> TASK PROMPT
Write out the records in full and without alteration, setting aside their pictures.

• • •

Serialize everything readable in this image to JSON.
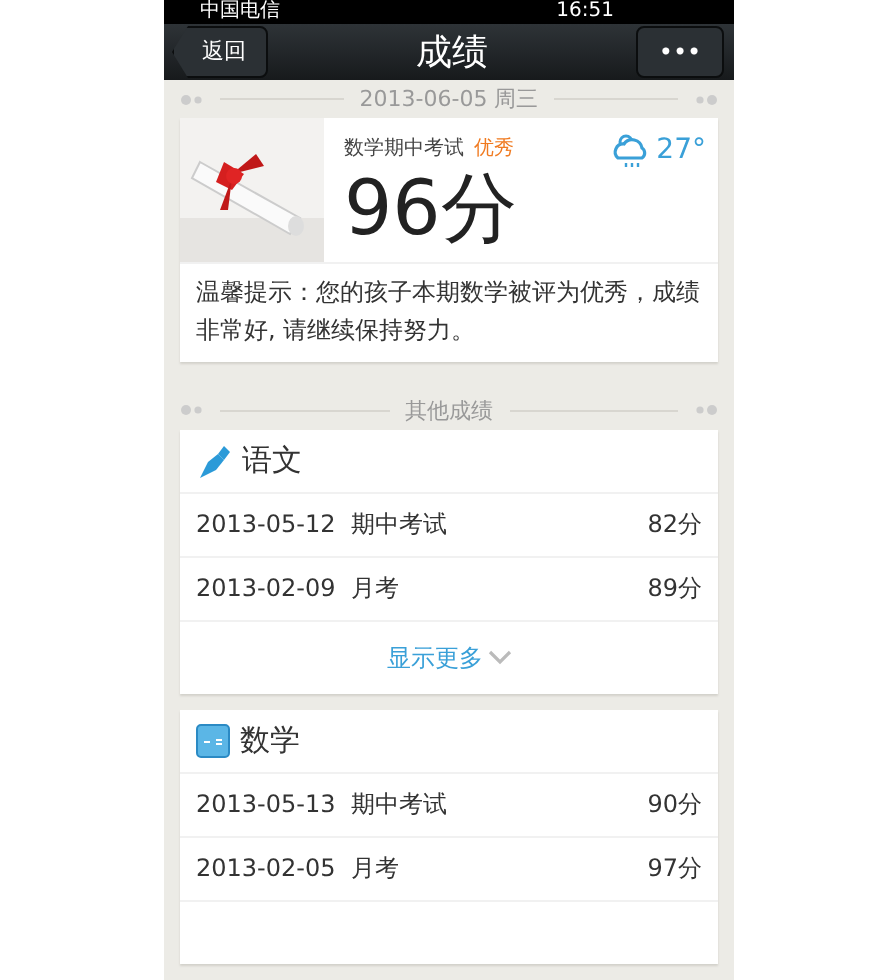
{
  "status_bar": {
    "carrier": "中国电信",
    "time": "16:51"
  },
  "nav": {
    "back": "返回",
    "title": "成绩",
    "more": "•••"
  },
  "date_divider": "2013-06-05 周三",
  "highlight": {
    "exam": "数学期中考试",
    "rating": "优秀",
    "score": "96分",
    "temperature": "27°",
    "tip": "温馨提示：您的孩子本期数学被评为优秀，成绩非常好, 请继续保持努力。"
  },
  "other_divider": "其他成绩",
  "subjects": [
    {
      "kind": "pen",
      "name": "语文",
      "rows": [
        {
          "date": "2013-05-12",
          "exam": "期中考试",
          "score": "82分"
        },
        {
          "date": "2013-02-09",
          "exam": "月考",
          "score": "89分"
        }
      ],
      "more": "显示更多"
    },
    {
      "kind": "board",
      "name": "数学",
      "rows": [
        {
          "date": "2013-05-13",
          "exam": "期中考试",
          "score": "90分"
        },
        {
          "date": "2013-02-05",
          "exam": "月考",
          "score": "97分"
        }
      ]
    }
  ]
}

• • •

> FINISHED EXERCISE
Serialize everything readable in this image to JSON.
{
  "status_bar": {
    "carrier": "中国电信",
    "time": "16:51"
  },
  "nav": {
    "back": "返回",
    "title": "成绩",
    "more": "•••"
  },
  "date_divider": "2013-06-05 周三",
  "highlight": {
    "exam": "数学期中考试",
    "rating": "优秀",
    "score": "96分",
    "temperature": "27°",
    "tip": "温馨提示：您的孩子本期数学被评为优秀，成绩非常好, 请继续保持努力。"
  },
  "other_divider": "其他成绩",
  "subjects": [
    {
      "kind": "pen",
      "name": "语文",
      "rows": [
        {
          "date": "2013-05-12",
          "exam": "期中考试",
          "score": "82分"
        },
        {
          "date": "2013-02-09",
          "exam": "月考",
          "score": "89分"
        }
      ],
      "more": "显示更多"
    },
    {
      "kind": "board",
      "name": "数学",
      "rows": [
        {
          "date": "2013-05-13",
          "exam": "期中考试",
          "score": "90分"
        },
        {
          "date": "2013-02-05",
          "exam": "月考",
          "score": "97分"
        }
      ]
    }
  ]
}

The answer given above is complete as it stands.